WASHINGTON SUN STAFF WRITER TOM BOWMAN CONTRIBUTED TO THIS ARTICLE. — WASHINGTON -- Alarmed that America is ill-prepared to defend itself against terrorists with biological weapons or computer hackers bent on mass mayhem, President Clinton plans to link government and business to confront post-Cold War security threats, officials say.
Clinton's proposals, which he is expected to announce in a commencement speech tomorrow at the U.S. Naval Academy in Annapolis, are intended to address potential threats in which the likelihood of attack is low but the results could be devastating.
Three related initiatives, still being discussed by senior administration officials last night, were expected to be outlined by the president in his speech. They include:
Appointment of a White House-based coordinator, Richard A. Clarke, for an array of government agencies and programs that are gearing up to deal with terrorist threats of various types.
A series of steps to prepare to combat "cyber-terrorism" against computer systems that govern everything from big financial transactions to aircraft flight patterns.
A much broader and better organized effort than currently exists to fight germ warfare, which can kill tens of thousands of people with small amounts of botulinum toxin, anthrax or plague.
The methods to be used range from intelligence on terrorist groups, individuals or countries that might be contemplating an attack, to quick response with vaccines to prevent widespread sickness and death.
Before his speech tomorrow, the president is expected to sign two orders, called presidential decision directives, implementing his new terrorism policies. One lays out new steps to prevent and prepare for terrorist attacks against the United States. The other spells out ways to protect the nation's information "infrastructure" from cyber-terrorists.
A secret simulation of a germ-warfare attack, conducted for high-level officials in March, showed the United States to be unprepared to deal with an act of terror involving biological weapons, according to a New York Times report in April.
A senior White House official cautioned that the speech was still in draft form yesterday and could change before it is delivered.
"He really does make them personal," the official said of the speech. Clinton's commencement addresses "take on a life of their own in the last 12 hours."
In keeping with tradition, the president is also expected to include in the speech a grant of amnesty for graduating midshipmen with minor demerits -- often a big applause line.
Clinton's appointment of Clarke responds to the widespread view that there are too many agencies with overlapping responsibility for a diverse variety of dangers considered "new threats" to national security.
The General Accounting Office, in an April report, wrote that "more money is being spent to combat terrorism without any assurance of whether it is focused on the right programs or in the right amounts."

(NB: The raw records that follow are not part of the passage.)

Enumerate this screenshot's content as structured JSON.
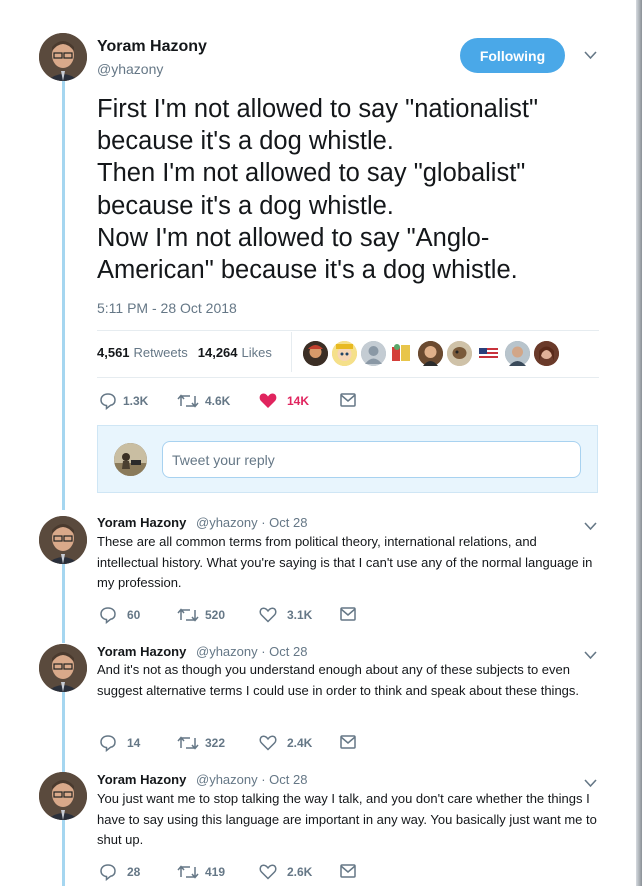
{
  "main_tweet": {
    "author_name": "Yoram Hazony",
    "author_handle": "@yhazony",
    "follow_label": "Following",
    "text": "First I'm not allowed to say \"nationalist\"\nbecause it's a dog whistle.\nThen I'm not allowed to say \"globalist\"\nbecause it's a dog whistle.\nNow I'm not allowed to say \"Anglo-\nAmerican\" because it's a dog whistle.",
    "timestamp": "5:11 PM - 28 Oct 2018",
    "retweets_count": "4,561",
    "retweets_label": "Retweets",
    "likes_count": "14,264",
    "likes_label": "Likes",
    "actions": {
      "replies": "1.3K",
      "retweets": "4.6K",
      "likes": "14K"
    }
  },
  "reply_composer": {
    "placeholder": "Tweet your reply"
  },
  "replies": [
    {
      "name": "Yoram Hazony",
      "meta": "@yhazony · Oct 28",
      "text": "These are all common terms from political theory, international relations, and intellectual history. What you're saying is that I can't use any of the normal language in my profession.",
      "replies": "60",
      "retweets": "520",
      "likes": "3.1K"
    },
    {
      "name": "Yoram Hazony",
      "meta": "@yhazony · Oct 28",
      "text": "And it's not as though you understand enough about any of these subjects to even suggest alternative terms I could use in order to think and speak about these things.",
      "replies": "14",
      "retweets": "322",
      "likes": "2.4K"
    },
    {
      "name": "Yoram Hazony",
      "meta": "@yhazony · Oct 28",
      "text": "You just want me to stop talking the way I talk, and you don't care whether the things I have to say using this language are important in any way. You basically just want me to shut up.",
      "replies": "28",
      "retweets": "419",
      "likes": "2.6K"
    }
  ],
  "colors": {
    "accent": "#4aa8e8",
    "like_red": "#e0245e",
    "thread_line": "#a5d6f0",
    "muted": "#657786"
  }
}
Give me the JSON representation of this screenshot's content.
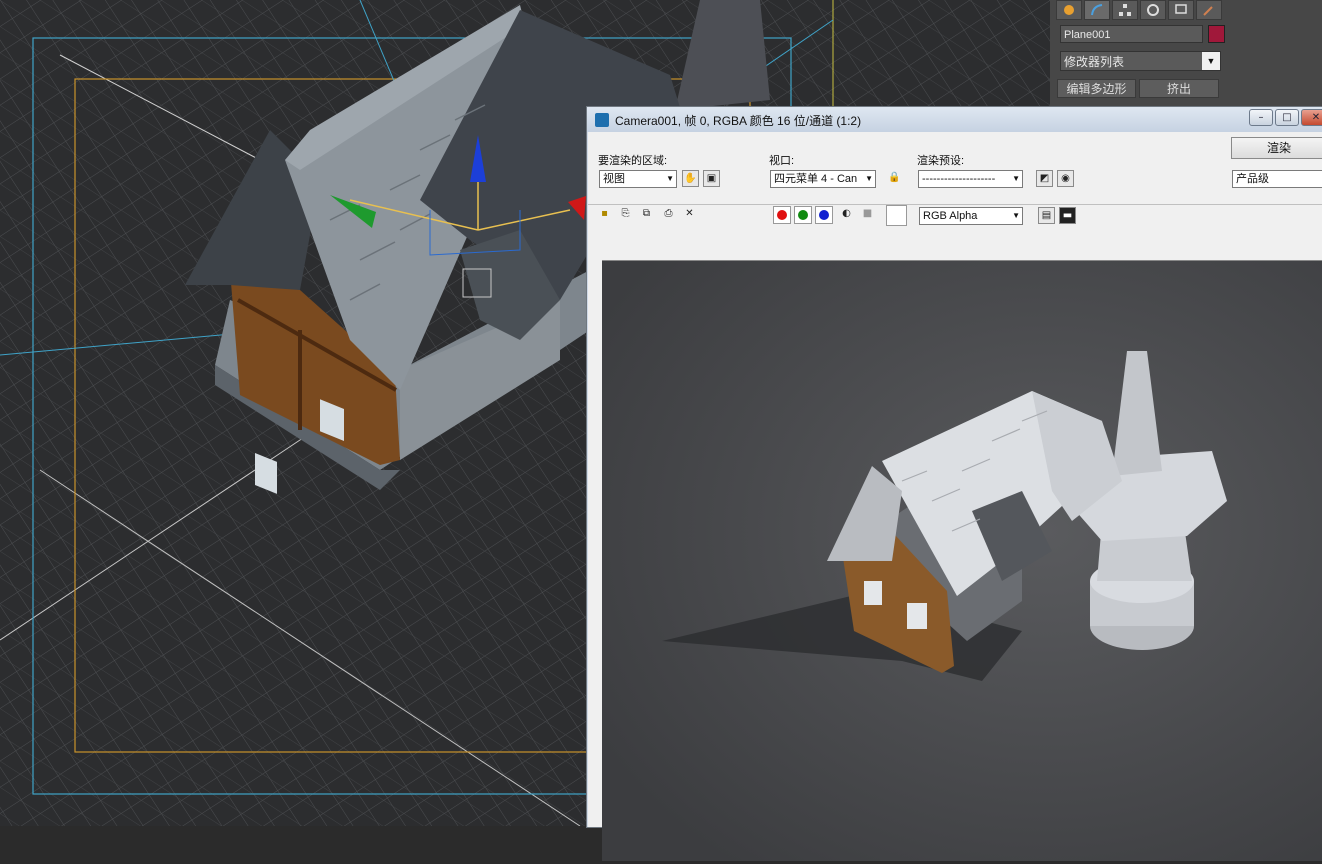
{
  "command_panel": {
    "tab_icons": [
      "sun-icon",
      "arc-icon",
      "hierarchy-icon",
      "motion-icon",
      "display-icon",
      "hammer-icon"
    ],
    "object_name": "Plane001",
    "object_color": "#a0183a",
    "modifier_list": "修改器列表",
    "edit_poly_button": "编辑多边形",
    "extrude_button": "挤出"
  },
  "render_window": {
    "title": "Camera001, 帧 0, RGBA 颜色 16 位/通道 (1:2)",
    "area_label": "要渲染的区域:",
    "area_value": "视图",
    "viewport_label": "视口:",
    "viewport_value": "四元菜单 4 - Can",
    "preset_label": "渲染预设:",
    "preset_value": "--------------------",
    "render_button": "渲染",
    "quality_value": "产品级",
    "channel_value": "RGB Alpha",
    "channel_colors": [
      "#e01010",
      "#108a10",
      "#1020d0"
    ]
  }
}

But the proposed appointment has already generated bureaucratic conflict and could be derailed. Some agencies are fearful that a new "czar" will curb their power and trim their budgets.
Clarke, 47, is the National Security Council official responsible for issues that cut across international boundaries, such as narcotics trafficking and terrorism. A former assistant secretary of state, he has built a career in the fields of emerging national security threats, technology and intelligence.
The threat posed by biological weapons is described by experts as both devastating and remote. Iraq is reported to have produced enough anthrax to kill millions. A former Russian official, Ken Alibek, claims that the former Soviet Union developed hundreds of tons of anthrax and dozens of tons of smallpox and plague, which he said could be loaded onto bombs and missiles.
Clinton is reported to have been alarmed about America's vulnerability to biological terrorism after reading Richard Preston's "The Cobra Event," a novel about a bio-terrorism attack in New York City.
But according to Jonathan Tucker, who directs a nonproliferation zTC project at the Monterey Institute of International Studies in California, few groups worldwide have the technical prowess, motivation and organizational capability to launch a biological terrorist attack.
"The vulnerability is very real; the question is the threat," he said. "I think it's been exaggerated. We're dealing with a low-probability, high-consequence threat."
The institute is researching 11 instances since 1970 in which groups or individuals tried to get or planned attacks with chemical or biological weapons.
The Japanese cult Aum Shinrikyo, which released the nerve gas sarin into the Tokyo subway system in 1995, tried but failed to stage a biological weapons attack.
"There are significant technical hurdles to terrorist use of these weapons," Tucker said.